Exit Interviews for NonRenewing Members
Posted by Ellen on March 9, 2010
With thanks to the good people at ASAE and The Center who posted several entries covering sessions at their Great Ideas Conference, I’m getting a feel for what I’m missing. This is good. Engagement from afar and all that.
Summer Faust’s takeaways from Bob Stearn’s “Refresh, Renew, Ignite…” session combined with some insights from Guy Kawasaki’s session particularly snagged my attention in her post, “A Different Way To Look at Lost Members.”
I’ll try to summarize:
Should we chase down members we’ve lost to find out if something we could have done differently would have saved their membership?
Should we just let them go and focus on those we still have instead?
Here’s what I’d call a Great Idea: why not implement an Exit Interview for members that don’t renew?
When I’ve left certain employers in the past, I’ve participated in an Exit Interview, conducted as the very last thing before I walked out the door. It was an opportunity to bring closure to my tenure at the company, to make suggestions for things I saw that could have been improved, and to thank those who provided me the opportunities that had helped me grow.
When conducted properly, valuable information can be exchanged in such a conversation.
Don’t tell me associations can’t chase down non-renewals to have such a conversation. Pah-lease. If you’re not able to do that, you’re doing something very, very wrong and should have your answer for their non-renewal right there.
What’s the angle for alearning professionals? Why not take the bull by the horns and contact those lagging members yourself? If you’re in a huge organization and those numbers are in the hundreds each month, then select a relative sampling. But even thirty lapses a month can be tackled by making one call a day (and doubling up a couple of days for February).
Create your own exit interview. Plan your questions ahead of time, but be flexible during the conversation so you can follow their lead. Let them know what you’re up to at the start of the call so they won’t wonder about the purpose of your call.
Check their membership records to see what educational programs they have attended, what products or services they have purchased. Find out if they’ve contributed to your association’s publications, blogs, or have volunteered in other ways.

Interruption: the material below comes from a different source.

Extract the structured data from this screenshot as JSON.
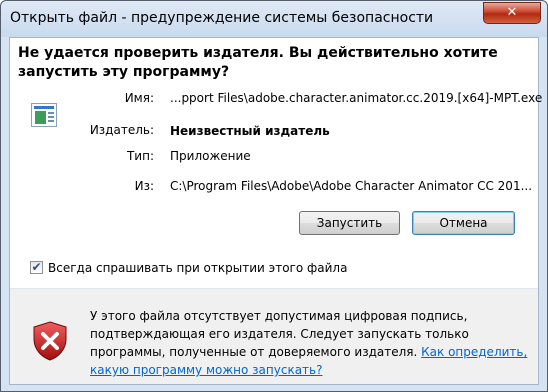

Even though you have this background information in front of you, don’t refer to it.
Instead, ask them if the ever attended a face-to-face educational program or took an online course. If not, why not? If they say they didn’t, but you have records showing otherwise, be careful not to contradict them; you’ve already learned something: they didn’t have a memorable experience, or they didn’t remember it was an event your association held, which is also revealing.
Ask them if your educational offerings had anything to do with their decision to not renew.
Ask them if the cost of attending your educational events has become prohibitive.
Ask them if the content has become predictable or otherwise unappealing.
Ask them if they could make one suggestion regarding your association’s educational programs that could have made the difference about their renewal — or something you might implement in the future that could attract them back — what would it be?
Ask them if they’d be interested in attending any of your programs as a guest rather than as a member. Don’t be shocked. What you want to find out is if they’d like to continue to attend your programs — or attend something for the first time — by paying a non-member fee, rather than paying dues in addition to paying the fee.
You might find that some of those nonrenewals still want to be connected, still want to attend, but are seeking more frugal ways to do it.
Help them find those ways.
Without an Exit Interview, you won’t know which nonrenewals those might be, and which ones should be kept on your mailing list for non-member invitations.
Who knows? Maybe someday they’ll become dues-paying members again. And you’ll already have a relationship with them when that day comes. All because you gave them a call for an Exit Interview.